Quadrant Winter 2004

From the Editors — V. Walter Odajnyk and

Robin van Löben Sels

… The shocking events of September 11, 2001 prompted Jeffrey Raff to explore the problem of evil in the Kabbalah. His study of this medieval mystical text provides another confirmation of Jung’s hypothesis of the paradoxical, dual nature of the godhead, at least as that divine archetype is experienced by human beings. Another talented writer, Greg Mogenson, in an essay with a somewhat unwieldy title, pursues the issue of individuality and collectivity, using Jung’s and his clients’ dreams to demonstrate the profound effects of individuation on the collective psyche. An interview by Robert S. Henderson of three Jungian analysts who use hypnosis in their practice follows. This exchange outlines the reasons why both Jung and Freud rejected the use of hypnosis in their clinical work, draws parallels between hypnosis and active imagination, and describes the evolution of hypnosis into a non-authoritarian form of intervention. David T. Bradford writes about the intersection between brain functioning, religious experience, and Jungian psychology, in an essay addressing the issue of the neurological localization of the archetype of the Self. As usual, a number of incisive Book Reviews, solicited and edited by Matthew J. Greco, complete the issue …

A Spiritual Perspective on Evil in the Kabbalah— Jeffrey Raff

The question of the origin and nature of evil has always been a difficult one. In our day, and especially after the tragic events of September 11, the question is particularly germane. Many people are struggling with the question of why evil occurs. They are flocking to churches, synagogues and mosques seeking answers from their own spiritual traditions. Because I have been studying kabbalah for some time, it was natural for me to turn to that tradition in seeking my own reaction to the question of evil. In particular, I have been studying the kabbalistic text, the Zohar, an influential text that impacted all later kabbalistic authors and was revered as a revealed text by many in the Jewish community …

Of Brothels, Gambling–Hells, and the Salons of the Elegant: Collectivity, Individuality, and the Dream— Greg Mogenson

In his 1912 essay, “New Paths in Psychology,” C. G. Jung celebrates the scope and vision of the emerging depth psychologies by contrasting them with the more established academic and experimental psychology of his day. Though early in his career he had achieved renown as an innovator in the field of experimental psycholgoy, he was keenly aware of the limitations of approaches modeled upon the exact sciences in meeting the challenge presented by the living psyche, the psyche as it is manifeste din peoples’ lives …

Jung and Hypnosis: An Interview with August Cwik, Psy.D., James Hall, M.D., and Ernest Rossi, Ph.D. — Robert S. Henderson

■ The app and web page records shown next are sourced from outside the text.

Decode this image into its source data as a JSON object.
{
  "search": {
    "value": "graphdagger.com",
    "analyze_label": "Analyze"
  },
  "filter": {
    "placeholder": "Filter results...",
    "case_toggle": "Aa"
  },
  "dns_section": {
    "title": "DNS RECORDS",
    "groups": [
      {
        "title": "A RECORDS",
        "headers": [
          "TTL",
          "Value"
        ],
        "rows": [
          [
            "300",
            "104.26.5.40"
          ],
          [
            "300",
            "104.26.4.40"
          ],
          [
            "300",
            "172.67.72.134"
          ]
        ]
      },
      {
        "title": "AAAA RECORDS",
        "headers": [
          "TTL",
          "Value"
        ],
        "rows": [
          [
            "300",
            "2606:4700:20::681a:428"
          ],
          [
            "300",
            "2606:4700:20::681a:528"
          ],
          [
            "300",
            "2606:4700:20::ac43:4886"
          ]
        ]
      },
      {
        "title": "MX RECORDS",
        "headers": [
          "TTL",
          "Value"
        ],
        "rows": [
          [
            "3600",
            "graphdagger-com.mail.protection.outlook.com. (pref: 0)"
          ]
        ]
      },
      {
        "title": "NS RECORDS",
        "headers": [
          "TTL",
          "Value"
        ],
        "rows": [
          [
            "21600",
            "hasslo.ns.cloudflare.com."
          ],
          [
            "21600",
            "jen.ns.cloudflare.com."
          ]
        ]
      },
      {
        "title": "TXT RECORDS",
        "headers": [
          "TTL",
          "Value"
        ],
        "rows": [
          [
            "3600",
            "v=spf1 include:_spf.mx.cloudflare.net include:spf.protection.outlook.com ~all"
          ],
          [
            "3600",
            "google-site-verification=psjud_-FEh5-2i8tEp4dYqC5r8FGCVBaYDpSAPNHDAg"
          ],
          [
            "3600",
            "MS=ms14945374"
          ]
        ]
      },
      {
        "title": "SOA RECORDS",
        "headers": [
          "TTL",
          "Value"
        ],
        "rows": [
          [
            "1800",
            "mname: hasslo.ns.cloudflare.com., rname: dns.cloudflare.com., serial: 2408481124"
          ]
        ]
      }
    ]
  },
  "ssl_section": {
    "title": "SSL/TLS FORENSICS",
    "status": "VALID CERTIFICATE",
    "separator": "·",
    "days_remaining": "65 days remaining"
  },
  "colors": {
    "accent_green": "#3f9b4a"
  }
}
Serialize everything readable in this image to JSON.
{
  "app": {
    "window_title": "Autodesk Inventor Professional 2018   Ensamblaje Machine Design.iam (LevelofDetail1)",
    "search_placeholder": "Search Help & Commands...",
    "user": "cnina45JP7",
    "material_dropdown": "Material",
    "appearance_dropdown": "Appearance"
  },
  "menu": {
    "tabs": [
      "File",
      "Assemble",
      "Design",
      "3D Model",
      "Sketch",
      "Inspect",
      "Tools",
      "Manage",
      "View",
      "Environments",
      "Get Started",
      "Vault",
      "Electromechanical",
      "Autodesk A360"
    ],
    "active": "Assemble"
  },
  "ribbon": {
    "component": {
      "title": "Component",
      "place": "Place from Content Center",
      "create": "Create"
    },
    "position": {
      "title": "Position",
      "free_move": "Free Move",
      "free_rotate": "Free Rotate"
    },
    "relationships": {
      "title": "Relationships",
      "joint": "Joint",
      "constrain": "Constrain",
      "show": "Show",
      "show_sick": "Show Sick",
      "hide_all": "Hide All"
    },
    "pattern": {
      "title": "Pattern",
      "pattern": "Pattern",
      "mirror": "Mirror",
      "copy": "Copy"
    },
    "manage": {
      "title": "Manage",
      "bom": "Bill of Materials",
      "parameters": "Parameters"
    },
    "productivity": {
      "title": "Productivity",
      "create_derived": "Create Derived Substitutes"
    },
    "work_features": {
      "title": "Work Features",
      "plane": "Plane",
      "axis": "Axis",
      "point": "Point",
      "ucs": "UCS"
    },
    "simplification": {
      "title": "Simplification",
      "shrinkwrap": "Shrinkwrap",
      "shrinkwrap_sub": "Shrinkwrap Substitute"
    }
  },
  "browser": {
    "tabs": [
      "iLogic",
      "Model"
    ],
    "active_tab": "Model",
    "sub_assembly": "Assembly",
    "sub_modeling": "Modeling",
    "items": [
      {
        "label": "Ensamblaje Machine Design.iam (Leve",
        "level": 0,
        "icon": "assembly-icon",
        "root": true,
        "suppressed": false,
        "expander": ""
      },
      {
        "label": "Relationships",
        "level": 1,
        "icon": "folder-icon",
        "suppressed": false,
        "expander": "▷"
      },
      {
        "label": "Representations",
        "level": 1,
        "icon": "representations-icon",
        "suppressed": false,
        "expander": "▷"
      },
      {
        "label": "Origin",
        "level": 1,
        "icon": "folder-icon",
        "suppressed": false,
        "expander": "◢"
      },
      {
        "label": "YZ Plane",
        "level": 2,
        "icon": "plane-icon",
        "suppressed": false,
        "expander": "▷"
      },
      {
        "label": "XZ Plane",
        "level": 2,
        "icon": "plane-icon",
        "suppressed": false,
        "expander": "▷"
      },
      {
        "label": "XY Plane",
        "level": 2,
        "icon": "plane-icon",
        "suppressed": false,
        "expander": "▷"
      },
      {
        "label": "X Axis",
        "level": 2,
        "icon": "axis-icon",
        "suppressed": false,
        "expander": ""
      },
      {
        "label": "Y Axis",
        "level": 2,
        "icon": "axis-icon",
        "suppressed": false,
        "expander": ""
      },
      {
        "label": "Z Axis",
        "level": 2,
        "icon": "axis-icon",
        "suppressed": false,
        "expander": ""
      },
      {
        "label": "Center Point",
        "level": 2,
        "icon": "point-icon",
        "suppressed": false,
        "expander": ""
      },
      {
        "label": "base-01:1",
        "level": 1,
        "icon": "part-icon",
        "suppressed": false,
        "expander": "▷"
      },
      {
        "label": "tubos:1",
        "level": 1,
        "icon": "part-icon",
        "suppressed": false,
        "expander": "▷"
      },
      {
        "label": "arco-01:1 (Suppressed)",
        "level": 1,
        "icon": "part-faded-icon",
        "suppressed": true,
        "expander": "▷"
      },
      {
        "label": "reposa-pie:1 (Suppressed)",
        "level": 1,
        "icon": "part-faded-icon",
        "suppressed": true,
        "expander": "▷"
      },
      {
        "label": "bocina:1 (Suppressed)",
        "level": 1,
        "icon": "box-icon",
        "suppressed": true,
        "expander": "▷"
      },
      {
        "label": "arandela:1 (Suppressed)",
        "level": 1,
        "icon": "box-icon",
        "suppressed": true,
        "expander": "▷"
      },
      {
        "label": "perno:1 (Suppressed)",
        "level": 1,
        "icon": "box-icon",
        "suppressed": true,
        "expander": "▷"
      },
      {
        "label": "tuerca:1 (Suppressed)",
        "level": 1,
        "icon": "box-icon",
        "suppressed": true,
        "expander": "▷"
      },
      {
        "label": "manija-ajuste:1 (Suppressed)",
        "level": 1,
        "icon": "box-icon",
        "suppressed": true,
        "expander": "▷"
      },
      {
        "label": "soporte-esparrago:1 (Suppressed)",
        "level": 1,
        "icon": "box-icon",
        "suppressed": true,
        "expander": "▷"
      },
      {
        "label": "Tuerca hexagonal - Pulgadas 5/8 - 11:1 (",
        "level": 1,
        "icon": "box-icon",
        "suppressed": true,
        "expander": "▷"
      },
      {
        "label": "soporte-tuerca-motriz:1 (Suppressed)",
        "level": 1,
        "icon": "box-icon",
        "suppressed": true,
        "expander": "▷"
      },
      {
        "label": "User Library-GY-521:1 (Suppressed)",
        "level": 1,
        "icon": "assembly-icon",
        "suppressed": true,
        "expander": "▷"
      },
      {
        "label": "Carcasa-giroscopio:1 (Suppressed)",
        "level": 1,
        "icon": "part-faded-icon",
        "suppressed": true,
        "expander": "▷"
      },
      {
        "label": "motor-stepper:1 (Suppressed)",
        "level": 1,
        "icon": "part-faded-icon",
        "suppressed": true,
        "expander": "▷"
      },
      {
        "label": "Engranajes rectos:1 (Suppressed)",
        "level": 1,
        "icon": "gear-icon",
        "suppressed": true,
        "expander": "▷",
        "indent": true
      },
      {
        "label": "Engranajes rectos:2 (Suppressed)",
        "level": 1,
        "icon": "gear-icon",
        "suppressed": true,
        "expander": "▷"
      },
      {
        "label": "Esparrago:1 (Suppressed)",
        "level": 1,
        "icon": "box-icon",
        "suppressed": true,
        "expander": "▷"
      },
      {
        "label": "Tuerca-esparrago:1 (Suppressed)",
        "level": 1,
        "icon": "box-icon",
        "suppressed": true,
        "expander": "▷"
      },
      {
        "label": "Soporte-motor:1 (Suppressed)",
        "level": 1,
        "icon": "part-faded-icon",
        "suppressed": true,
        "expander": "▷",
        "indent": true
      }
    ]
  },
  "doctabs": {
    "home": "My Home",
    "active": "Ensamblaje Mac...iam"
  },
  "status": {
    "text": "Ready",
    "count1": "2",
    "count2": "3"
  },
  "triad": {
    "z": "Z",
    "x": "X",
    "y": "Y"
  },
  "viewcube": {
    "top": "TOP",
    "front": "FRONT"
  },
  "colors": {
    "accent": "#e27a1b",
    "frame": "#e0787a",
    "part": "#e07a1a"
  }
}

Hypnosis captured the interest of both Freud and Jung early in their careers. Jung felt that his reputation as a hypnotherapist was instrumental in the establishment of his private practice. Both abandoned hypnosis because they could not understand how the results were obtained. Freud was also bothered by the erotic transference induced through hypnosis. To this day, hypnosis has not been incorporated into Jungian theory even though modern day hypnotherapy is far different than the authoritative hypnosis that was known to Freud and Jung.

This interview is with three prominent Jungian Analysts who utilize hypnosis in their practices …

Neuropsychology of the Archetype of the Self — David T. Bradford

The neurosurgeon Wilder Penfield elicited mandala-shaped visual hallucinations by electrical stimulation of the cerebral cortex of a woman he treated for intractable epilepsy. Jung believed these hallucinations indicated the localization of the archetype of the Self in the brainstem. Penfield’s case study is reviewed, focusing on the localizing value of this woman’s hallucinations. Jung’s correspondence about the case is reviewed and critiqued neuropsychologically. His hypothesis of the brainstem localization of the collective unconscious and its archetypal contents, as found in the essay “Schizophrenia,” is analyzed in detail. The brainstem hypothesis is reformulated in a manner compatible with current neruopsychological theory. The origin of Jung’s views about the biological basis of archetypes is traced to his study of anatomical symbolism in certain mythological texts.

Book Reviews — Matthew J. Greco, Book Review Editor

Jung’s Answer to Job: A Commentary — Paul Bishop. Brunner-Routledge. Reviewed by Donald Ferrel, Ph.D.

Jungian Reflections on September 11: A Global Nightmare — Luigi Zoja and Donald Williams, Editors. Daimon Publishers. Reviewed by Cynthia Dillon.